TASK ITEM:
Each line below should be retyped exactly, with no pictures.

● ● ● ●

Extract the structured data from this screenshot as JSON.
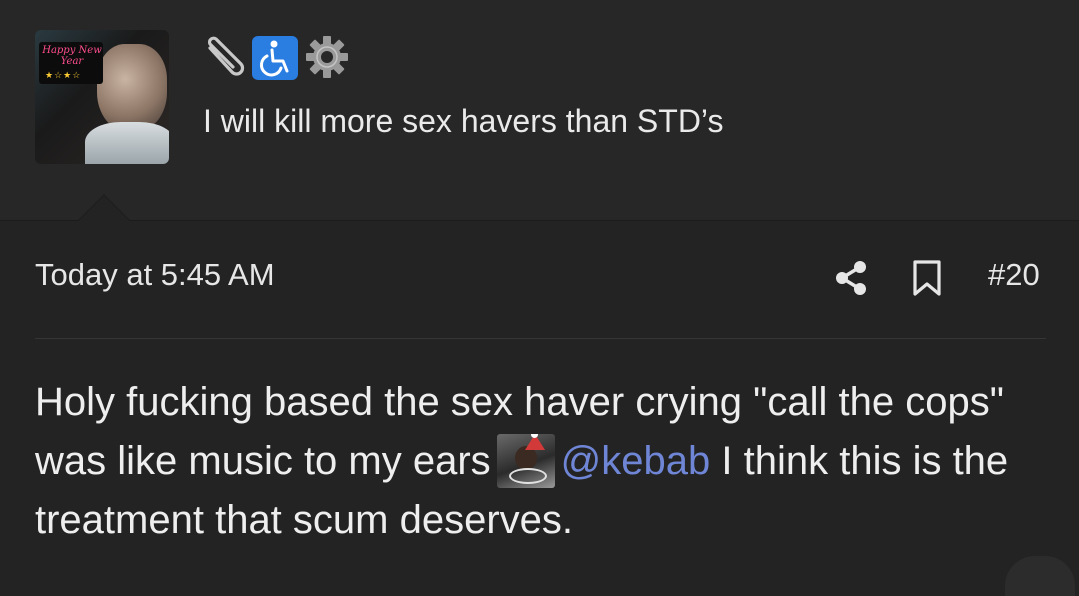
{
  "header": {
    "signature": "I will kill more sex havers than STD’s",
    "badges": [
      "paperclip-icon",
      "wheelchair-icon",
      "gear-icon"
    ],
    "avatar_text": "Happy New Year"
  },
  "post": {
    "timestamp": "Today at 5:45 AM",
    "post_number": "#20",
    "body_before_emoji": "Holy fucking based the sex haver crying \"call the cops\" was like music to my ears",
    "mention": "@kebab",
    "body_after_mention": " I think this is the treatment that scum deserves."
  },
  "colors": {
    "background": "#232323",
    "header_background": "#272727",
    "mention": "#6f86d6",
    "badge_blue": "#2a7de1"
  }
}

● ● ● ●

SOLUTION FOR THIS EXERCISE:
Extract the structured data from this screenshot as JSON.
{
  "header": {
    "signature": "I will kill more sex havers than STD’s",
    "badges": [
      "paperclip-icon",
      "wheelchair-icon",
      "gear-icon"
    ],
    "avatar_text": "Happy New Year"
  },
  "post": {
    "timestamp": "Today at 5:45 AM",
    "post_number": "#20",
    "body_before_emoji": "Holy fucking based the sex haver crying \"call the cops\" was like music to my ears",
    "mention": "@kebab",
    "body_after_mention": " I think this is the treatment that scum deserves."
  },
  "colors": {
    "background": "#232323",
    "header_background": "#272727",
    "mention": "#6f86d6",
    "badge_blue": "#2a7de1"
  }
}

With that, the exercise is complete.